Wings GM in league of his own

They say goalies are a breed apart. In the case of Detroit general manager Ken Holland, the stereotype is certainly true. Considering the job he’s done with the Detroit Red Wings during his 11 years as GM, Holland is skating in a league of his own.

A career minor-leaguer who guarded an NHL net just four times during his playing days, Holland has emerged from relative obscurity as a player to a major player as a manager. Overseeing the third Stanley Cup of his tenure on Wednesday night is Holland’s latest crowning achievment.

Since taking over for long-time Red Wings executive Jim Devellano following the team’s ninth Cup in 1997, Holland has compiled the most success of not only every GM in the league, but arguably any team builder in professional sports.

Besides three Cups under Holland, Detroit has captured four Presidents’ Trophies, eight Central Division titles, and five regular-season Western Conference titles. The Red Wings have won more games (560) than anyone in the league since 1997-98, including the most regular-season wins (493) and the most in the playoffs (67).

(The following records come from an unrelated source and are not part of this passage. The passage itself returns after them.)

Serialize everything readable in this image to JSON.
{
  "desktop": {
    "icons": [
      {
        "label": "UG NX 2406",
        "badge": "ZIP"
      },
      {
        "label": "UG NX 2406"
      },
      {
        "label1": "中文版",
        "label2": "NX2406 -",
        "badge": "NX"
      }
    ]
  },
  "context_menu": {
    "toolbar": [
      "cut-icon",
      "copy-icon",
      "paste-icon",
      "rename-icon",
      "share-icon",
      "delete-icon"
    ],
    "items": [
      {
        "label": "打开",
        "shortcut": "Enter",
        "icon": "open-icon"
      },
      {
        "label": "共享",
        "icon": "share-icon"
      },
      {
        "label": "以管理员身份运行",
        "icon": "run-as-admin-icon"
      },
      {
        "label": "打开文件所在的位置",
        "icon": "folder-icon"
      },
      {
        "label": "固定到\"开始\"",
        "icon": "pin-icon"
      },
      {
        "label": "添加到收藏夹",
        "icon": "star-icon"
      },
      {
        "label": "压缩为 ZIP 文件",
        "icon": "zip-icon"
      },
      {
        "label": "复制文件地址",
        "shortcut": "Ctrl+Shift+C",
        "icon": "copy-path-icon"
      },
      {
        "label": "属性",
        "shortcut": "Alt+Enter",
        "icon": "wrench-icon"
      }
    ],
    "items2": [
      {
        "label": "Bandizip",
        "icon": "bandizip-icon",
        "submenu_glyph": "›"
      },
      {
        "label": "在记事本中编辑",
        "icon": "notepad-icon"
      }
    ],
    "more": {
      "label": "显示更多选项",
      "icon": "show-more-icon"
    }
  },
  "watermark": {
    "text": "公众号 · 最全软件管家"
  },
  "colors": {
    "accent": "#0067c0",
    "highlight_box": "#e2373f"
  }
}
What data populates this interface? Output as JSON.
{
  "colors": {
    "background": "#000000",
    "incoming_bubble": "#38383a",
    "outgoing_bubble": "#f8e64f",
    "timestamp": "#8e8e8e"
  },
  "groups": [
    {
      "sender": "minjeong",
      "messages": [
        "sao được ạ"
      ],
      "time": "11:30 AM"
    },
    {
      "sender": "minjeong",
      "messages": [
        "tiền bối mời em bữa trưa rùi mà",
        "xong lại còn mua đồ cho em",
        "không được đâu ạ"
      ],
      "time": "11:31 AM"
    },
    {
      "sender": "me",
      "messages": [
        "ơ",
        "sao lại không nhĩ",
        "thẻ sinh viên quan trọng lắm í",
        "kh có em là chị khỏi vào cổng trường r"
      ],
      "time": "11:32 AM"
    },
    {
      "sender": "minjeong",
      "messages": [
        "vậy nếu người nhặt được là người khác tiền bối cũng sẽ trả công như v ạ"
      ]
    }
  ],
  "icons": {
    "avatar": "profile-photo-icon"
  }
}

In capturing their sixth Presidents’ Trophy in 13 years, leading the league in wins (54), points (115) and goal differential (plus-73), the Wings tied Montreal’s league record by reaching the 100-point plateau for an eighth straight season. They also extended a current pro sports’ streak of reaching the playoffs for a 17th straight season.

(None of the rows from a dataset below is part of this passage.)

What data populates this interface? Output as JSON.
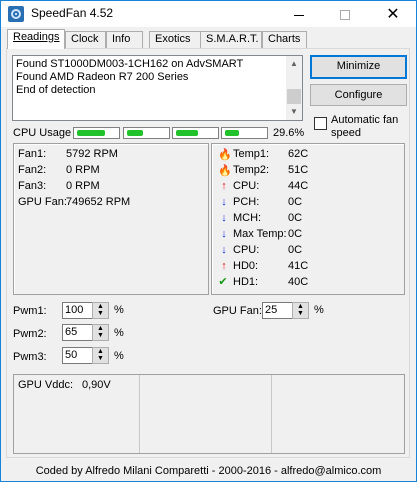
{
  "window": {
    "title": "SpeedFan 4.52",
    "min_glyph": "",
    "close_glyph": "✕"
  },
  "tabs": [
    {
      "label": "Readings",
      "active": true
    },
    {
      "label": "Clock"
    },
    {
      "label": "Info"
    },
    {
      "label": "Exotics"
    },
    {
      "label": "S.M.A.R.T."
    },
    {
      "label": "Charts"
    }
  ],
  "log": {
    "lines": [
      "Found ST1000DM003-1CH162 on AdvSMART",
      "Found AMD Radeon R7 200 Series",
      "End of detection"
    ]
  },
  "buttons": {
    "minimize": "Minimize",
    "configure": "Configure",
    "auto_fan_speed": "Automatic fan speed",
    "auto_fan_checked": false
  },
  "cpu_usage": {
    "label": "CPU Usage",
    "bars": [
      0.7,
      0.4,
      0.55,
      0.35
    ],
    "percent": "29.6%",
    "bar_color": "#22c22c"
  },
  "fans": [
    {
      "label": "Fan1:",
      "value": "5792 RPM"
    },
    {
      "label": "Fan2:",
      "value": "0 RPM"
    },
    {
      "label": "Fan3:",
      "value": "0 RPM"
    },
    {
      "label": "GPU Fan:",
      "value": "749652 RPM"
    }
  ],
  "temps": [
    {
      "icon": "flame",
      "label": "Temp1:",
      "value": "62C"
    },
    {
      "icon": "flame",
      "label": "Temp2:",
      "value": "51C"
    },
    {
      "icon": "arrow-up",
      "label": "CPU:",
      "value": "44C"
    },
    {
      "icon": "arrow-down",
      "label": "PCH:",
      "value": "0C"
    },
    {
      "icon": "arrow-down",
      "label": "MCH:",
      "value": "0C"
    },
    {
      "icon": "arrow-down",
      "label": "Max Temp:",
      "value": "0C"
    },
    {
      "icon": "arrow-down",
      "label": "CPU:",
      "value": "0C"
    },
    {
      "icon": "arrow-up",
      "label": "HD0:",
      "value": "41C"
    },
    {
      "icon": "check",
      "label": "HD1:",
      "value": "40C"
    }
  ],
  "pwm": [
    {
      "label": "Pwm1:",
      "value": "100",
      "unit": "%"
    },
    {
      "label": "Pwm2:",
      "value": "65",
      "unit": "%"
    },
    {
      "label": "Pwm3:",
      "value": "50",
      "unit": "%"
    }
  ],
  "gpu_fan": {
    "label": "GPU Fan:",
    "value": "25",
    "unit": "%"
  },
  "voltages": {
    "label": "GPU Vddc:",
    "value": "0,90V"
  },
  "status": "Coded by Alfredo Milani Comparetti - 2000-2016 - alfredo@almico.com",
  "icons": {
    "flame": "🔥",
    "arrow_up": "↑",
    "arrow_down": "↓",
    "check": "✔",
    "spin_up": "▲",
    "spin_down": "▼",
    "scroll_up": "▲",
    "scroll_down": "▼"
  }
}
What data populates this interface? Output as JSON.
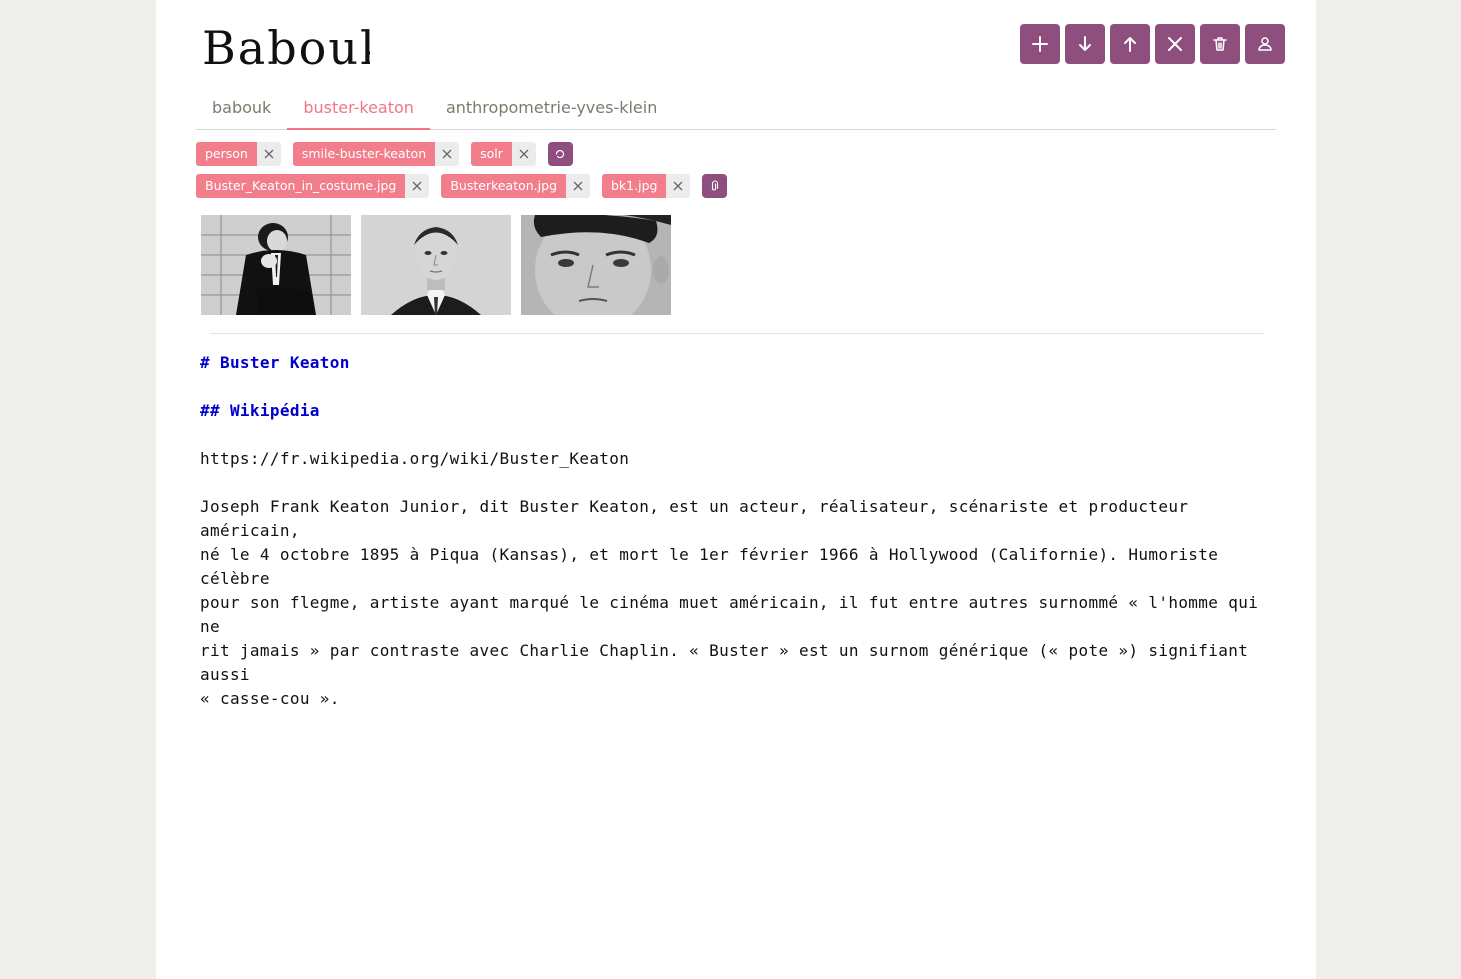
{
  "app": {
    "logo_text": "Babouk"
  },
  "toolbar": {
    "buttons": [
      {
        "name": "add-button",
        "icon": "plus-icon"
      },
      {
        "name": "download-button",
        "icon": "arrow-down-icon"
      },
      {
        "name": "upload-button",
        "icon": "arrow-up-icon"
      },
      {
        "name": "close-button",
        "icon": "close-icon"
      },
      {
        "name": "delete-button",
        "icon": "trash-icon"
      },
      {
        "name": "user-button",
        "icon": "user-icon"
      }
    ]
  },
  "tabs": [
    {
      "label": "babouk",
      "active": false
    },
    {
      "label": "buster-keaton",
      "active": true
    },
    {
      "label": "anthropometrie-yves-klein",
      "active": false
    }
  ],
  "tags": [
    {
      "label": "person"
    },
    {
      "label": "smile-buster-keaton"
    },
    {
      "label": "solr"
    }
  ],
  "tags_action_icon": "refresh-icon",
  "attachments": [
    {
      "label": "Buster_Keaton_in_costume.jpg"
    },
    {
      "label": "Busterkeaton.jpg"
    },
    {
      "label": "bk1.jpg"
    }
  ],
  "attachments_action_icon": "paperclip-icon",
  "images": [
    {
      "name": "thumbnail-buster-keaton-costume"
    },
    {
      "name": "thumbnail-busterkeaton"
    },
    {
      "name": "thumbnail-bk1"
    }
  ],
  "content": {
    "h1": "# Buster Keaton",
    "h2": "## Wikipédia",
    "url": "https://fr.wikipedia.org/wiki/Buster_Keaton",
    "paragraph_lines": [
      "Joseph Frank Keaton Junior, dit Buster Keaton, est un acteur, réalisateur, scénariste et producteur américain,",
      "né le 4 octobre 1895 à Piqua (Kansas), et mort le 1er février 1966 à Hollywood (Californie). Humoriste célèbre",
      "pour son flegme, artiste ayant marqué le cinéma muet américain, il fut entre autres surnommé « l'homme qui ne",
      "rit jamais » par contraste avec Charlie Chaplin. « Buster » est un surnom générique (« pote ») signifiant aussi",
      "« casse-cou »."
    ]
  },
  "colors": {
    "accent": "#8e4f7e",
    "tag": "#f37e8b",
    "active_tab": "#f07585",
    "heading": "#0000cc"
  }
}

Yet, a picture of Holland as someone who barricades himself in an office, pushing pencils and reading spreadsheets all day, is not accurate. People are impressed with how genuinely interested Holland is in the people he hires.

Take for example a recent off-day in Pittsburgh as his team prepared for pivotal Game 4 against a Penguins team that was coming off an emotional win and hoping to tie the series. Holland was certainly aware of and concerned about the situation, but that didn’t stop him from getting into an extended conversation with one of the Red Wings who hails from a small town in western Canada. Holland was very interested in its whereabouts, how to get there and everything about it.

But just because he’s reached the pinnacle of the sport once again, Holland can not rest. The city of Detroit throws a big parade Friday, but otherwise it’s back to work for the GM.

Some roster decisions will be made for him. Veterans Dallas Drake and Darren McCarty are pondering retirement while Dominik Hasek and Chris Chelios may lean toward a possible return. Drake wanted a chance at the Cup, and now he’s earned it for the first time in a 17-year career. McCarty, 36, made an improbable comeback through the low minors to reach the NHL again.

The Wings and Hasek, 43, have to decide if he can stand up to the everyday rigors of the NHL. The 46-year-old Chelios started to show his age for the first time this postseason, but he says he wants to return.

Emerging second-line center Valtteri Filppula is the most significant restricted free agent, but the 23-year-old Finn is joined in that category by impressive defense prospect Jonathan Ericsson, the 20-year-old Swede that coach Mike Babcock said of during the postseason, “I can’t believe how good this guy is and we can’t play him.”

Andreas Lilja, Brad Stuart and Chelios are three defensemen due to be unrestricted free agents on a blue line that will have Nicklas Lidstrom, Brian Rafalski, Niklas Kronwall, Brett Lebda and Derek Meech tied to multi-year contracts.

Holland expressed an interest in at least retaining Stuart, the 28-year-old he acquired from Los Angeles in exchange for two draft picks at the trade deadline. Holland sees the physical Stuart, who enjoyed a terrific postseason run, rounding out the team’s top four on defense.

Up front, the key will be negotiating a contract extension for Conn Smythe Trophy winner Henrik Zetterberg before the 27-year-old Swede enters what would be the final year of his current contract next season. Holland said in November he wanted to extend Zetterberg in much the same manner as star running mate Pavel Datsyuk, who is under contract with Detroit through 2013-14.

Zetterberg, the league’s leading scorer in the postseason with 27 points and a finalist along with Datsyuk for the Selke Award as the league’s best defensive forward, would appear to be due a sizable raise. Zetterberg earned $2.7 million this season, and gets a small bump to $2.9 million next year.

Current contracts for forwards Mikael Samuelsson, Jiri Hudler, Johan Franzen and Tomas Kopecky, who was injured for the playoffs, are all up after next season. Those including Tomas Holmstrom, Kris Draper, Kirk Maltby, Daniel Cleary, Darren Helm and Datsyuk have deals that extend at least past next season.

In goal, Holland may be looking for a new 1-2 punch if Hasek steps away. The GM has been known to take his time with that otherwise key position, and he doesn’t necessarily break the bank with his decisions there. Detroit’s playoff savior, Chris Osgood, was a bargain-basement netminder this year as he earned $800,000. He’s under contract for three more years. Potential back-up Jimmy Howard is due for restricted free agency, and has another year of waiver-free time in the minors.

Holland, who has proven he doesn’t need high draft picks to identify future NHL stars, also will have some room under the salary cap to not only cement the talent he has but look around the league for more assets.

Add it all up, and it could be more bad news for the rest of the NHL.

Ross McKeon is an NHL editor for Yahoo! Sports. Send Ross a question or comment for potential use in a future column or webcast.
Updated Thursday, Jun 5, 2008